> **EXERCISE DETAILS**
The word "Certification" occurs in some lines of the listing. Copy those lines.

> **RECORDS**
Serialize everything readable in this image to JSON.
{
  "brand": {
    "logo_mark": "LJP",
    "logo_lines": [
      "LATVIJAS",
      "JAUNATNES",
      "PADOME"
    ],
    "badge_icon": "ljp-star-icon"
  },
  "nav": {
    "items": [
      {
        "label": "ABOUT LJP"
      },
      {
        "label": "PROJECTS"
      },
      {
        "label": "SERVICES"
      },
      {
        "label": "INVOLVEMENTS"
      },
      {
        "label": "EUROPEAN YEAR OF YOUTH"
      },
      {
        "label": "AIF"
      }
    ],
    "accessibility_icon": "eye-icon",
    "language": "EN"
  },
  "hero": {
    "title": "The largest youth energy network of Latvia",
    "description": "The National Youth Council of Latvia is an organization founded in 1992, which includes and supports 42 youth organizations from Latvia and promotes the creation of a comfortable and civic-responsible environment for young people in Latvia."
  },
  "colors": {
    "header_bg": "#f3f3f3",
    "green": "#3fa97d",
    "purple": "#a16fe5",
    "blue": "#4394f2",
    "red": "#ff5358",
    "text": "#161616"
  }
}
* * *
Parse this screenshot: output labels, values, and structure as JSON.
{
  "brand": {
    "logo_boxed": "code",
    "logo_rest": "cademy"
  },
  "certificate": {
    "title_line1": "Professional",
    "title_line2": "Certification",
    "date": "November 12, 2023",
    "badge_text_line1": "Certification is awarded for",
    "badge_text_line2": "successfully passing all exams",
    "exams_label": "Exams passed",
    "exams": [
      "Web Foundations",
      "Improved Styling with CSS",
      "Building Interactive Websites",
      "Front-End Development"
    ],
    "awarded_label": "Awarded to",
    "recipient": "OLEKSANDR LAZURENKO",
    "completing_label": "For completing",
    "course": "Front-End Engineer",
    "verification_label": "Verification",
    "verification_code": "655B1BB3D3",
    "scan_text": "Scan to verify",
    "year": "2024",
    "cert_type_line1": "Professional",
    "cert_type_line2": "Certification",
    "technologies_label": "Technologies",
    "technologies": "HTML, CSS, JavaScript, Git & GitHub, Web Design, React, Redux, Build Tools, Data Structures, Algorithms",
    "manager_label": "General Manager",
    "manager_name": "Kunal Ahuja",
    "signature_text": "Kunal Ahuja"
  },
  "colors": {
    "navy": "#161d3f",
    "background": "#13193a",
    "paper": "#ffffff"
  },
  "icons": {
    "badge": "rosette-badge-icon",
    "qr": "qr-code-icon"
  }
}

> **RESPONSE**
    "title_line2": "Certification",
    "badge_text_line1": "Certification is awarded for",
    "cert_type_line2": "Certification",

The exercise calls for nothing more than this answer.